Five limited servicemen left Alton this morning, and the Alton Exemption Board breathed a sigh of relief. "I don't know of any five men who wanted to get into the service so badly," said Chairman J. D. McAdams this morning. "All of them volunteered for service, and some of them have been volunteering so much that they have been in the way when we tried to work." Albert Federle, who finally was taken with the contingent this morning, has probably been rejected from the service more than any other Alton lad. Thirty times he has tried to enter. He has tried every branch of the army and navy. Five times he was rejected in an hour and a half in St. Louis one afternoon. Try as he might, defective sight kept him out of the service. For the past two months he did not miss a day visiting the exemption board so that in case there was a call for volunteers for any kind of limited service work, he might go. The story is told that Federle was called from his work by a telephone from home one day, saying a letter marked ordnance department had arrived. He ran all the way home to find that instead of being called, he had received a letter from a friend. Budde has tried to get into several different branches of the service and has failed. The same applies to Stillwell and the others. The party left Alton this morning at 11:40 over the Chicago and Alton railroad. They will go to St. Louis and thence to Syracuse, N. Y., where they are to take up a special course in training to prepare them for firefighters at ports of embarkation. The party was put in charge of Albert Fedferle. In putting him in charge, Chairman McAdams said he gave the honor to the lad who had been more persistent than any other in Alton in trying to get into the service. There was a fair-sized crowd of relatives and friends at the Union Station this morning to see the party off. Those who went were Harold Stillwell, Walter Budde, Albert Federle, Sylvester Shoeberle and Stephen Riley.

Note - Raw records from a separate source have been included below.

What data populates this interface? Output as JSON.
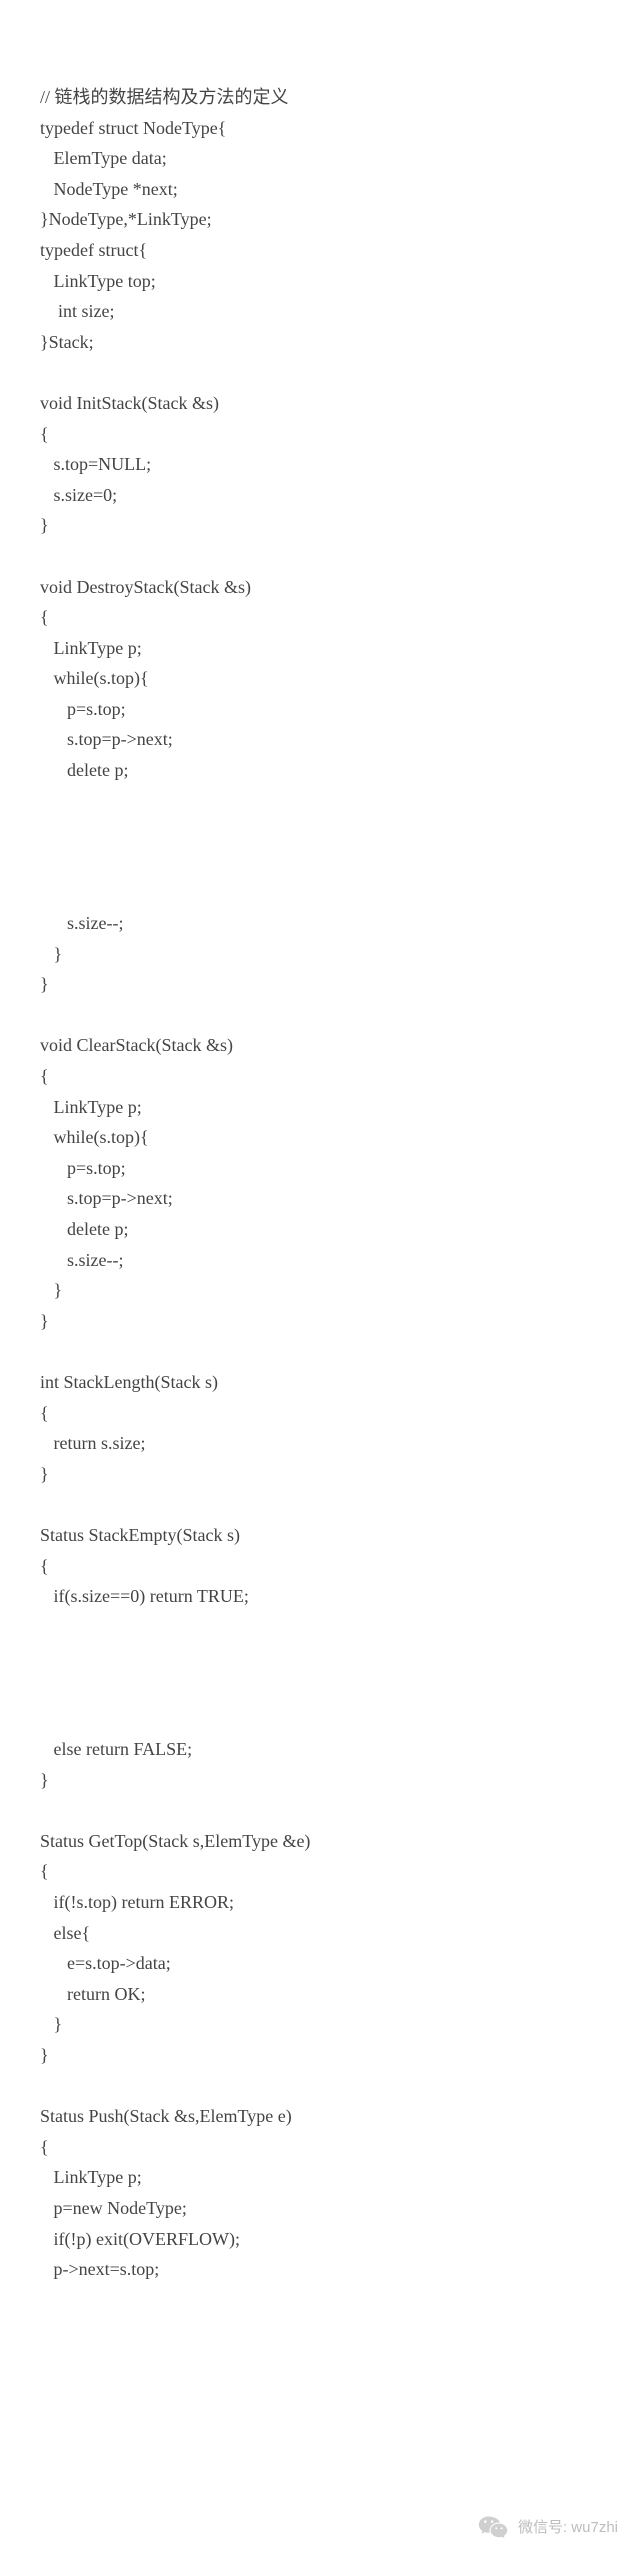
{
  "code": {
    "text": "// 链栈的数据结构及方法的定义\ntypedef struct NodeType{\n   ElemType data;\n   NodeType *next;\n}NodeType,*LinkType;\ntypedef struct{\n   LinkType top;\n    int size;\n}Stack;\n\nvoid InitStack(Stack &s)\n{\n   s.top=NULL;\n   s.size=0;\n}\n\nvoid DestroyStack(Stack &s)\n{\n   LinkType p;\n   while(s.top){\n      p=s.top;\n      s.top=p->next;\n      delete p;\n\n\n\n\n      s.size--;\n   }\n}\n\nvoid ClearStack(Stack &s)\n{\n   LinkType p;\n   while(s.top){\n      p=s.top;\n      s.top=p->next;\n      delete p;\n      s.size--;\n   }\n}\n\nint StackLength(Stack s)\n{\n   return s.size;\n}\n\nStatus StackEmpty(Stack s)\n{\n   if(s.size==0) return TRUE;\n\n\n\n\n   else return FALSE;\n}\n\nStatus GetTop(Stack s,ElemType &e)\n{\n   if(!s.top) return ERROR;\n   else{\n      e=s.top->data;\n      return OK;\n   }\n}\n\nStatus Push(Stack &s,ElemType e)\n{\n   LinkType p;\n   p=new NodeType;\n   if(!p) exit(OVERFLOW);\n   p->next=s.top;"
  },
  "footer": {
    "prefix": "微信号:",
    "handle": "wu7zhi"
  }
}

ALTON SOLDIERS SINGING WAY TO KAISER
Source: Alton Evening Telegraph, August 26, 1918
The Alton boys in the Eighty-fourth division are on their way to France, singing their way to the Kaiser, according to word received by Mayor William Sauvage from a Philadelphia woman. She had never heard of Alton before, but when she went through a troop train with the Alton boys aboard singing and jolly because they were going to get their chance at the Kaiser, she could not refrain from sending word back to the mayor of Alton. The boys from Camp Sherman are on their way to France. When last heard from them, they were at Paris Island. The letter received by the mayor is from Mrs. J. Frank Yealy, 2654 Ringgold street, Philadelphia, Pa. It was written several days ago when the Alton boys were going through her city on the way to the front. Some extracts from the letter follows: "Today, while I was waiting for my husband to pass through the B. and P. yards on a troop train, a train load of good fellows passed through. A number of Philadelphia people, including myself, boarded the train to shake their hands. One of the chaps asked me if I had a card to give him. To my sorrow I did not. But I offered to drop a line or two to anyone they wanted me. One good chap and a number of his comrades were pleased, and asked me to send you a card. They asked me to tell you that I saw Mike and the bunch from Alton, and they were on their way over to France to get the Kaiser. They were all as happy as could be, and looked fine. They left Philadelphia singing, and they were going to win the war by singing. I want to congratulate you, for the fine boys you are sending from Alton. America can feel proud of them and all of the rest of their troops. They are the finest there is."
Copyright Bev Bauser. All rights reserved.